Learning more about will writing and LPA – it is not about how much you have, but rather how you value what you have and preserve it for your loved ones.
We work hard most of our lives to create a better life for our family and loved ones – yet there will come a time when nature runs its course and we have to face the inevitability of death. As sobering a thought it may be, have you considered the other important question of “what will happen to my money/assets when I die?” Being unprepared for death can bring many problems; being unprepared for what happens after death can be fraught with challenges as well!
On 20 August 2016, Summit Planners held a seminar where our Principal Consultant Mr Stephen Chew spoke about the essential to-know of will writing and Lasting Power of Attorney (LPA). For many in attendance, they may have heard of these terms briefly in passing; yet most were uncertain of the appropriate measures to take, the correct people to seek and what needed to be done.
The seminar agenda included the importance of having a will, what can be included in a will, how to go about writing a will and the consequences in the absence of a will.

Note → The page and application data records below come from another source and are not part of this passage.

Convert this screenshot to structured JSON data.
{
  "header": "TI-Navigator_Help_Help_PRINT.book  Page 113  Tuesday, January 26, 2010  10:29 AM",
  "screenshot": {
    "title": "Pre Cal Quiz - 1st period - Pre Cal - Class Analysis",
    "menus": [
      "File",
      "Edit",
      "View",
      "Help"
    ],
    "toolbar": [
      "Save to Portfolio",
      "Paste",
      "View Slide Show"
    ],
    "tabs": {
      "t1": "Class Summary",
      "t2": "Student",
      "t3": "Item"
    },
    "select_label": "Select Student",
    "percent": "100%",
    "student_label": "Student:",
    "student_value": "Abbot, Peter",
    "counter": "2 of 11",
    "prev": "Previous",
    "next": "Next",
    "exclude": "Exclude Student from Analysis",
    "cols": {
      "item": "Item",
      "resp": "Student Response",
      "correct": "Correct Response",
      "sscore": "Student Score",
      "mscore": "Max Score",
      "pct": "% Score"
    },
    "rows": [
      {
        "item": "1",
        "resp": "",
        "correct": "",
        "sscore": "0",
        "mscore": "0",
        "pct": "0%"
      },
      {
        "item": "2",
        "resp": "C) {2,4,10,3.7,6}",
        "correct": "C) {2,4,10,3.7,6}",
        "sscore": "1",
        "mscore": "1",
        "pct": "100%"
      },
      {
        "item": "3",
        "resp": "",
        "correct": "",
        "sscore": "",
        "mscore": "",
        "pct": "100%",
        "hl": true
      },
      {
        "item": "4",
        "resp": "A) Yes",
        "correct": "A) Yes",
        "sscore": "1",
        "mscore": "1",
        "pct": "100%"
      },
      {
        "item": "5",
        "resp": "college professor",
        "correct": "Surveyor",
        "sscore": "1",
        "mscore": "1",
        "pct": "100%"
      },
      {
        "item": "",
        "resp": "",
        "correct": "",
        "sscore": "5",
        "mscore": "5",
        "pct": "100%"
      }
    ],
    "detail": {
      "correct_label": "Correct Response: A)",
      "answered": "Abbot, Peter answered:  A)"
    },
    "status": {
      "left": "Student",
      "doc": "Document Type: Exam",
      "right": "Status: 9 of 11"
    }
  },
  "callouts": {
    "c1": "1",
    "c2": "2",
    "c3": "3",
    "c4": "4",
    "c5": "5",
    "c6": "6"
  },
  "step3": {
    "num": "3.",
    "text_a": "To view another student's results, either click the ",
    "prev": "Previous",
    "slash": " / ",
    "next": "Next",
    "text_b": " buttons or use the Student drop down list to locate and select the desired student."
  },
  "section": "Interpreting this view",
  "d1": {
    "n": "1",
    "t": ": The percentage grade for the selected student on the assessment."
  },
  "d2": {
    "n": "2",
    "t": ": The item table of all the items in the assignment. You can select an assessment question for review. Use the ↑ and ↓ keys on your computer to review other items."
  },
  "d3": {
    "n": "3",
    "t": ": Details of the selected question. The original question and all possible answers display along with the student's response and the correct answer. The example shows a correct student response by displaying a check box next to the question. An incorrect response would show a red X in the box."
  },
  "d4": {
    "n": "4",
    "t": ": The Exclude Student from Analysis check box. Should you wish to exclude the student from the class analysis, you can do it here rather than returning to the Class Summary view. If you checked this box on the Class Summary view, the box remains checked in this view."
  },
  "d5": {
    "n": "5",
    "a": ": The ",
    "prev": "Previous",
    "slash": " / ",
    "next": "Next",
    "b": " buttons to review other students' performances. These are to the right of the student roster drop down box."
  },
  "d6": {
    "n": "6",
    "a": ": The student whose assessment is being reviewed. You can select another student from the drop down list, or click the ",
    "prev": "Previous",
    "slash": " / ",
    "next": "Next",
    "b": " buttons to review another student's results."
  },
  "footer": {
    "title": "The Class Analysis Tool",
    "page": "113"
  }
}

For a clear understanding, Stephen outlined them succinctly and definitively as follows:
A will is a written instrument by which a person signifies his wishes as to the distribution of his estate after his death, taking effect only upon death and only what is left at the time of death (including property acquired after the Will is made) is distributed.
What are the factors to consider before writing a will?
- Who am I going to appoint as Executor?
- Who are my intended Beneficiaries?
- If my beneficiaries are too young, who can I appoint as guardian or joint guardian?
- Who can be my two witnesses?
- What assets do I possess?
- How do I wish to distribute them?
What happens if I do not have a Will?
- If you do not have a Will or if your Will is invalid, then your assets will be distributed according to the Intestate Succession Act
A Lasting Power Of Attorney (LPA) is a legal document which allows a person who is at least 21 years of age (‘donor’), to voluntarily appoint one or more persons (‘donee(s)’) to make decisions and act on his behalf as his proxy decision maker if he should lose mental capacity one day.
Making a LPA will allow you to decide who will take charge of your affairs and protect your best interests should anything untoward befall you.
What are the factors to consider when applying for LPA?
- Who can I appoint as Donee(s)?
- Must be above 21
- Not bankrupt
- Trustworthy character
- Not too advanced in years
- How many Donee(s) should I designate?
- Jointly or Jointly & Severally?
- Basic LPA or Conditional LPA?
- Powers to be granted?
With the understanding laid in place, he furnished his explanations with various case studies to illuminate his point, such as familial disputes over estate claims, legal woes over illegal will and the infamous local example of China-born tour guide Yang Yin’s misappropriation of a wealthy widow’s funds.
Now that you are equipped with the fundamental knowledge, how and where can Summit Planners help you?
- Will Writing
- A review on your Assets and Liability
- Discussion on Assets Distributions
- Summit Law will vet and draft out contents of the Will
- The Lasting Power Of Attorney
- Discussion on who to appoint as Donee(s)
- Be your Witness
- Engage Summit Law as your Certificate of Issuer
- Advance Medical Directive (AMD)
Writing a will is one of the most important things you can do for your loved ones (and yourself). Penning down your wishes in black and white can help prevent unnecessary and ugly disputes, and you live with peace of mind knowing that your treasured possessions will end up in the intended hands.